Review your bills

Look for monthly automatic charges to your credit card or bank account that you are no longer using or getting any benefit from.  These are often overlooked as small things, but they can add up quickly.

Finding little ways of saving can happen every day.  Try walking to do some your errands or monitor the thermostat at home. Window shop and then plan your purchases, no impulse buys.

Finally, Look at your interest rates on your credit cards. You may have various levels of interest rates in your wallet.  Transfer high-interest credit card balances to low interest ones first.  Once you are maintaining low interest rates the next step is to commit to paying them off completely.

Credit Reports

A credit report is a detailed breakdown of an individual’s credit history prepared by a credit bureau. Credit bureaus collect financial information about individuals and create credit reports based on that information.  Lenders also use the reports along with other details to determine your creditworthiness.

The three credit reporting agencies are TransUnion, Equifax, and Experian. Because of their reporting methods, it is common to have different credit scores across all three bureaus.  All consumers should be aware of the FACT Act which gives the right to a free credit report every year from each of the credit agencies.  All your credit reports can add a snapshot to your overall financial situation.  Additionally, reviewing your credit report for accuracy can also help you to identify errors or fraudulent activity.


Create a budget

Bills and credit are parts of your finances.  The whole picture can be seen by creating a budget.  This can be broken down into 3 steps.

Step 1 List all your assets including but not limited to: Cash (in the bank, money market accounts, or CDS) All investments (mutual funds, college savings accounts, individual securities) Home value, Automobile value and any other assets you may own.

Step 2 List your liabilities including: Remaining mortgage balance, Car loans, Student loans, any other personal loans and credit card balances.

Step 3 Create a personal balance sheet. The difference between your assets and your liabilities is your net worth.  You can start to increase your net worth by decreasing your liabilities, increasing your assets, or by doing both!  Make sure your continuously update your balance sheet at least twice per year to ensure that you are meeting all your financial goals.


Setting goals

Now that you have a budget you are ready to set goals. Be sure every goal has a specific purpose, a dollar amount that it will cost, and a realistic target date.  It is also important to make sure your goals are realistic and flexible, if your set them too high, frustration will set in and keep your from reaching your goals.

Goals can fall under different timelines.  Short-term goals are priorities that can be accomplished within two years. Mid-term goals can be accomplished within two to five years.  Finally Long-term financial goals may take more than five years to accomplish.  Realize that you can prepare and plan a short-term goal like a family vacation or creating an emergency fund while planning for a home purchase or purchasing key insurance policies as a mid-term goal.

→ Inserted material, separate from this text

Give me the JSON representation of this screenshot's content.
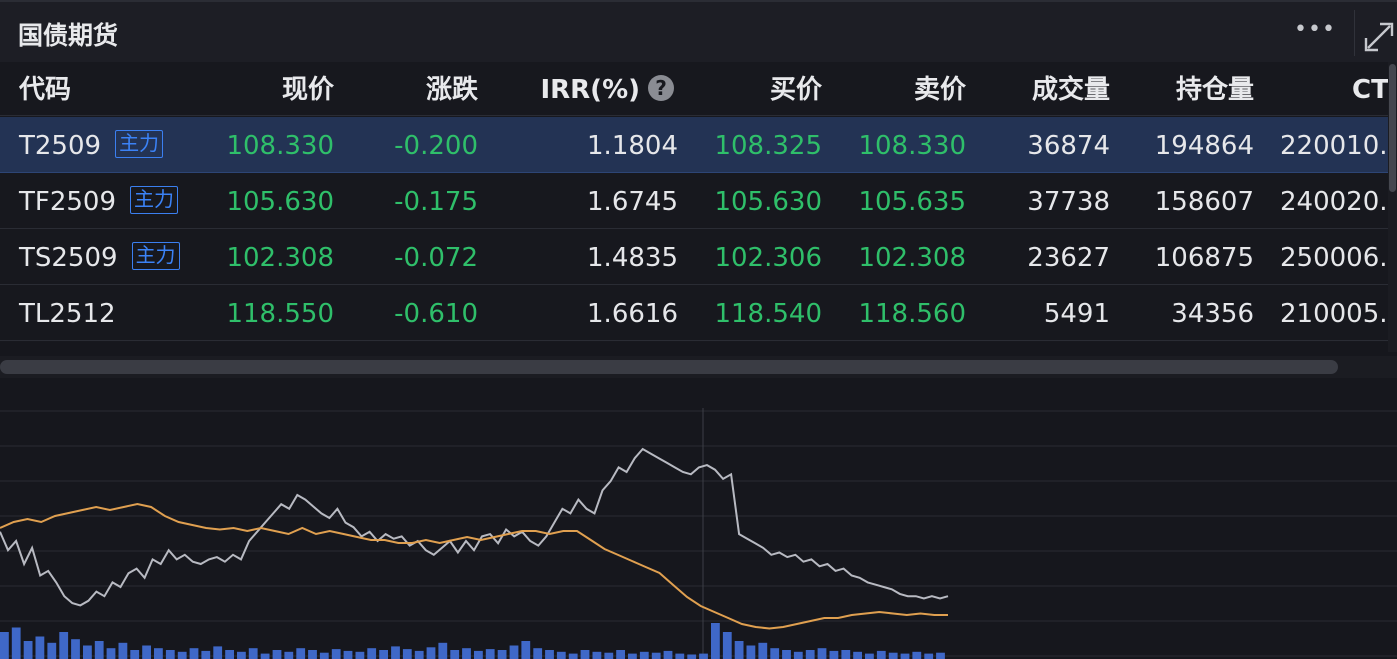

The biggest of long-term goals usually involve retirement.


Bottom line is that you probably will not make perfect linear progress toward achieving goals. The important thing to remember is not to achieve perfection but to be consistent.  Life is not perfect, and things may happen along the way.  A car will break down or unfortunately there may be illness or job loss. To get through difficult periods you may have to change plans. This may mean you will put your plans on hold or create a new plan. That is the beauty of financial planning.  You can review and update your goals and assess your progress in reaching them throughout life’s ups and downs. In the process, you will learn that the small things you do on a daily and monthly basis and the large things you do every year and over the decades will help you achieve your financial goals.